We would like to invite you to the second seminar in the Technical Art History Series: Digital Imaging Methods for Cultural Heritage. This seminar consists of two lectures given by Aleksandra Pizurica (Gent University) and Geert van der Snickt (University of Antwerp).
Please join us for these lectures on Tuesday May 25, at 15.00-17.30 hrs CET.
By scanning the QR code on the poster or by clicking on the button below, the registration form will open in your browser.
The Venice Center for Digital and Public Humanities, together with CWI Amsterdam and the Netherlands Institute for Conservation+ Art+ Science+, are organising a short series of lectures on object-based research, including virtual letter unfolding, digital art restoration, 3D modeling and software for the analysis of diverse data forms, with the aim to stimulate collaborations and scientific discussion on Cultural Heritage challenges in the digital world.
The presenters are:
► Aleksandra Pizurica – Artificial intelligence in art conservation and preservation: Experience from the Ghent Altarpiece
Art conservation relies increasingly on multidisciplinary research including new sensing technologies and techniques for analysing multimodal data. In this talk we address important challenges for computer vision systems in automatic detection of cracks and paint losses as well as in overpaint detection and virtual restoration. We shall present our results in applying AI techniques to these problems, making use of multimodal acquisitions of paintings. The focus will be on the case study of the Ghent Altarpiece and on the experience gained from a multidisciplinary collaboration in the framework of the recent major research and conservation campaign conducted on the Hubert and Jan Van Eyck’s masterpiece.
Aleksandra Pizurica is Professor in statistical imaging modelling at Ghent University, where she is also leading the research group Artificial Intelligence and Sparse Modelling. Her research is at the intersection of image processing, machine learning and information theory, and has been reported in more than 350 scientific publications including more than 80 journal papers. She served as an Associate Editor for the IEEE Transactions on Circuits and Systems for Video Technology (2016-2019) and an Associate Editor and a Senior Area Editor for the IEEE Transactions on Image Processing from 2012 to 2016 and from 2016 to 2019, respectively. In 2015, she received the bi-annual Scientific Prize “de Boelpaepe” from the Royal Academy of Science, Letters and Fine Arts of Belgium for her contributions to statistical image modeling and applications to digital painting analysis.

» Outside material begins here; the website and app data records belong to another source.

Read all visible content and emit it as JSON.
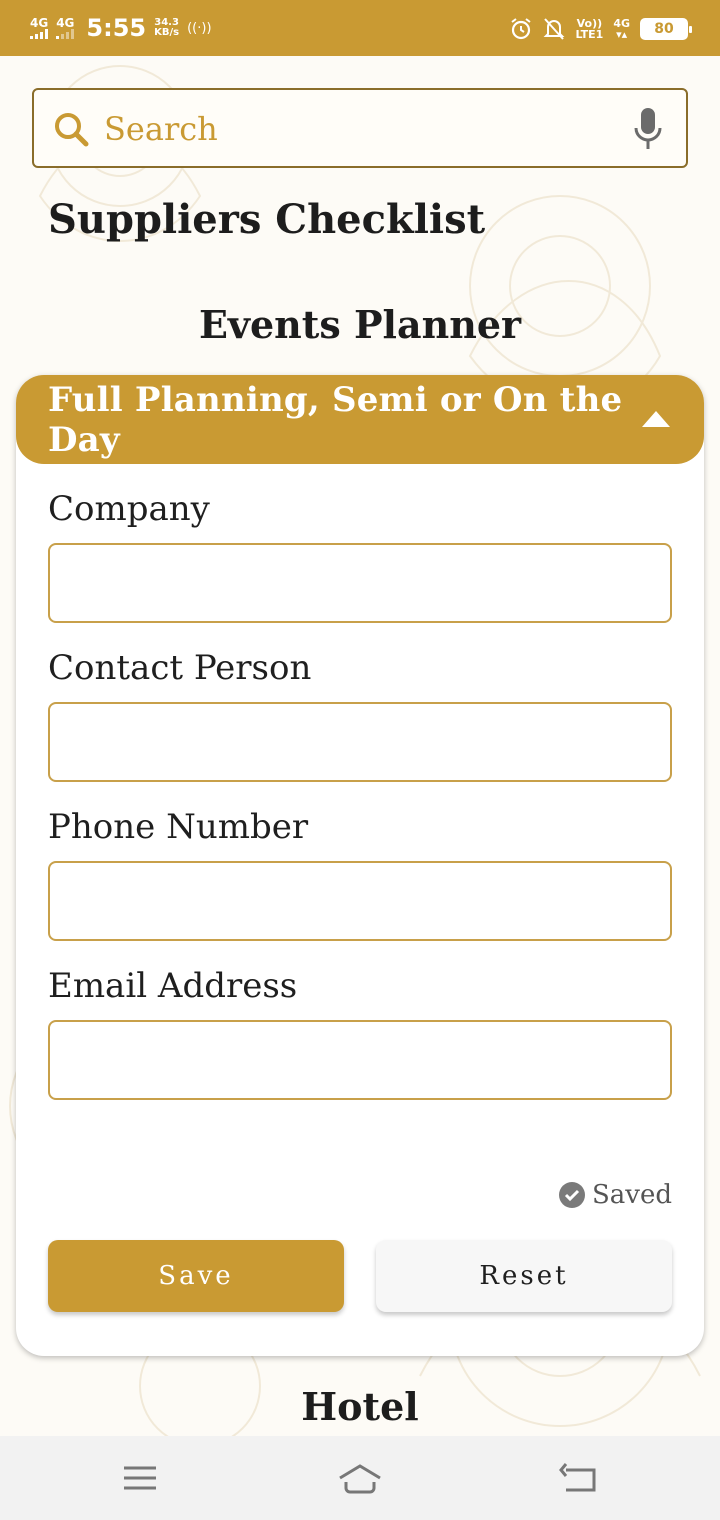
{
  "status_bar": {
    "net1": "4G",
    "net2": "4G",
    "time": "5:55",
    "speed_value": "34.3",
    "speed_unit": "KB/s",
    "volte_top": "Vo))",
    "volte_bottom": "LTE1",
    "net3": "4G",
    "battery": "80"
  },
  "search": {
    "placeholder": "Search"
  },
  "page_title": "Suppliers Checklist",
  "section": {
    "title": "Events Planner",
    "card_header": "Full Planning, Semi or On the Day",
    "fields": [
      {
        "label": "Company",
        "value": ""
      },
      {
        "label": "Contact Person",
        "value": ""
      },
      {
        "label": "Phone Number",
        "value": ""
      },
      {
        "label": "Email Address",
        "value": ""
      }
    ],
    "saved_label": "Saved",
    "save_label": "Save",
    "reset_label": "Reset"
  },
  "next_section": {
    "title": "Hotel"
  },
  "colors": {
    "accent": "#c99a33",
    "border": "#c8a04a",
    "text": "#1f1f1f"
  }
}
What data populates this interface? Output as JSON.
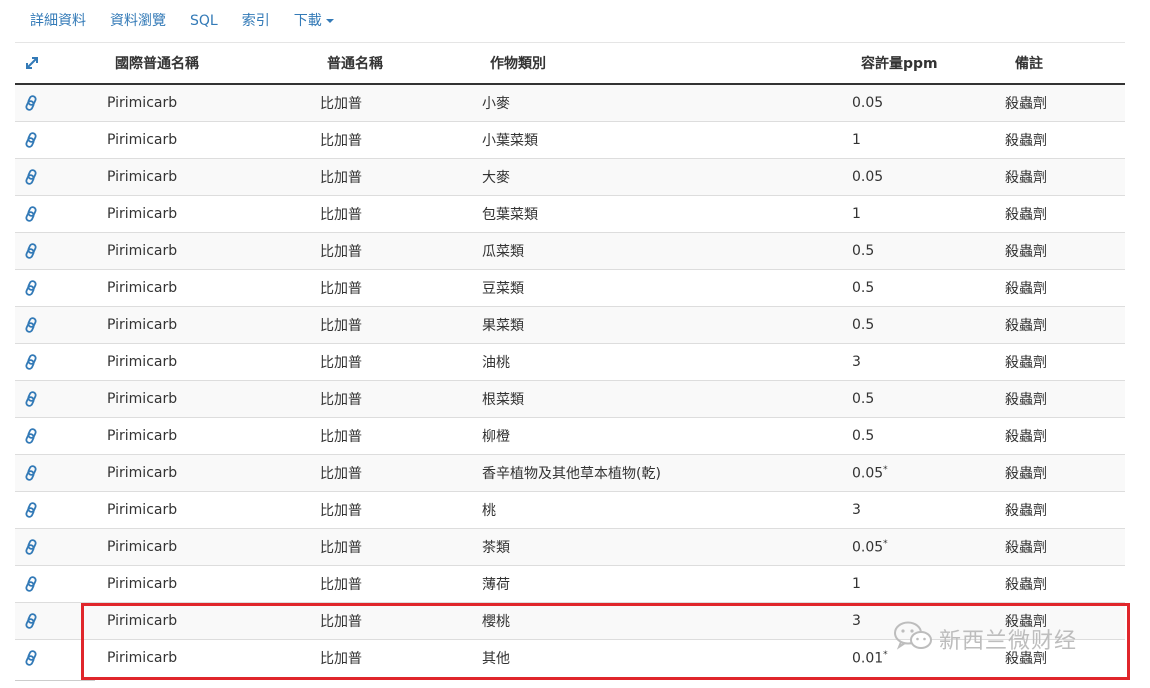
{
  "tabs": [
    {
      "label": "詳細資料"
    },
    {
      "label": "資料瀏覽"
    },
    {
      "label": "SQL"
    },
    {
      "label": "索引"
    },
    {
      "label": "下載"
    }
  ],
  "table": {
    "columns": [
      "國際普通名稱",
      "普通名稱",
      "作物類別",
      "容許量ppm",
      "備註"
    ],
    "rows": [
      {
        "intl_name": "Pirimicarb",
        "name": "比加普",
        "crop": "小麥",
        "ppm": "0.05",
        "note": "殺蟲劑"
      },
      {
        "intl_name": "Pirimicarb",
        "name": "比加普",
        "crop": "小葉菜類",
        "ppm": "1",
        "note": "殺蟲劑"
      },
      {
        "intl_name": "Pirimicarb",
        "name": "比加普",
        "crop": "大麥",
        "ppm": "0.05",
        "note": "殺蟲劑"
      },
      {
        "intl_name": "Pirimicarb",
        "name": "比加普",
        "crop": "包葉菜類",
        "ppm": "1",
        "note": "殺蟲劑"
      },
      {
        "intl_name": "Pirimicarb",
        "name": "比加普",
        "crop": "瓜菜類",
        "ppm": "0.5",
        "note": "殺蟲劑"
      },
      {
        "intl_name": "Pirimicarb",
        "name": "比加普",
        "crop": "豆菜類",
        "ppm": "0.5",
        "note": "殺蟲劑"
      },
      {
        "intl_name": "Pirimicarb",
        "name": "比加普",
        "crop": "果菜類",
        "ppm": "0.5",
        "note": "殺蟲劑"
      },
      {
        "intl_name": "Pirimicarb",
        "name": "比加普",
        "crop": "油桃",
        "ppm": "3",
        "note": "殺蟲劑"
      },
      {
        "intl_name": "Pirimicarb",
        "name": "比加普",
        "crop": "根菜類",
        "ppm": "0.5",
        "note": "殺蟲劑"
      },
      {
        "intl_name": "Pirimicarb",
        "name": "比加普",
        "crop": "柳橙",
        "ppm": "0.5",
        "note": "殺蟲劑"
      },
      {
        "intl_name": "Pirimicarb",
        "name": "比加普",
        "crop": "香辛植物及其他草本植物(乾)",
        "ppm": "0.05*",
        "note": "殺蟲劑"
      },
      {
        "intl_name": "Pirimicarb",
        "name": "比加普",
        "crop": "桃",
        "ppm": "3",
        "note": "殺蟲劑"
      },
      {
        "intl_name": "Pirimicarb",
        "name": "比加普",
        "crop": "茶類",
        "ppm": "0.05*",
        "note": "殺蟲劑"
      },
      {
        "intl_name": "Pirimicarb",
        "name": "比加普",
        "crop": "薄荷",
        "ppm": "1",
        "note": "殺蟲劑"
      },
      {
        "intl_name": "Pirimicarb",
        "name": "比加普",
        "crop": "櫻桃",
        "ppm": "3",
        "note": "殺蟲劑"
      },
      {
        "intl_name": "Pirimicarb",
        "name": "比加普",
        "crop": "其他",
        "ppm": "0.01*",
        "note": "殺蟲劑"
      }
    ]
  },
  "icons": {
    "expand": "expand-icon",
    "row_link": "link-icon",
    "watermark": "wechat-icon"
  },
  "colors": {
    "link": "#337ab7",
    "highlight": "#e0262b",
    "stripe": "#f9f9f9"
  },
  "watermark": {
    "text": "新西兰微财经"
  }
}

► Geert van der Snickt – Macro Scale Chemical Imaging on works by Van Eyck
In this work, we discuss how non-invasive macro scale imaging experiments had a direct impact on the choices made during the conservation treatment of the Ghent Altarpiece by the KIK-IRPA. As part of an accompanying extensive technical study, the entire surface of the panels of the reverse side of the outer wings and the lower register were subject to chemical imaging experiments. In particular, the elemental maps demonstrated how the paintings had been largely overpainted during an early restoration campaign. The extent of this intervention had never been detected with traditional imaging techniques such as X-Ray Radiography and Infrared Re ectography. In addition, MA-XRF maps
established unequivocally the relative good condition of the original scenes by visualizing the paint losses in the concealed original paint. This finding sustained the much debated choice for removal of the overpaint. A newly developed imaging technique, Macro X-ray Powder Diffraction was field-tested during the second phase of the treatment, and supplied preliminary results that show promise for the upcoming third and last phase, focusing on the upper register with crucial panel such as the Deity and Mary. In the meantime, MA-XRF imaging on other works by Van Eyck, such as Canon Van der Paelen and the portrait of his wife Margaretha, revealed new insights in the buildup of the composition.
Geert Van der Snickt received his Master in Conservation-Restoration in 2003 at the University of Antwerp. Shortly after, he affiliated with the Department of Chemistry of the same institute. In 2012, he successfully defended a PhD thesis entitled: “James Ensor’s Pigments Studied by Means of portable and synchrotron radiation-based analysis: identification, evolution and degradation”. From 2014 to 2018 he held a Chair on Chemical Imaging for the Arts within the same group. In 2019, he returned to the Conservation- Restoration department by accepting a position as tenure track professor. As a cultural heritage scientist, his work focuses on synchrotron radiation-based analysis and the application of chemical imaging techniques for non-invasive characterisation of paintings and art materials.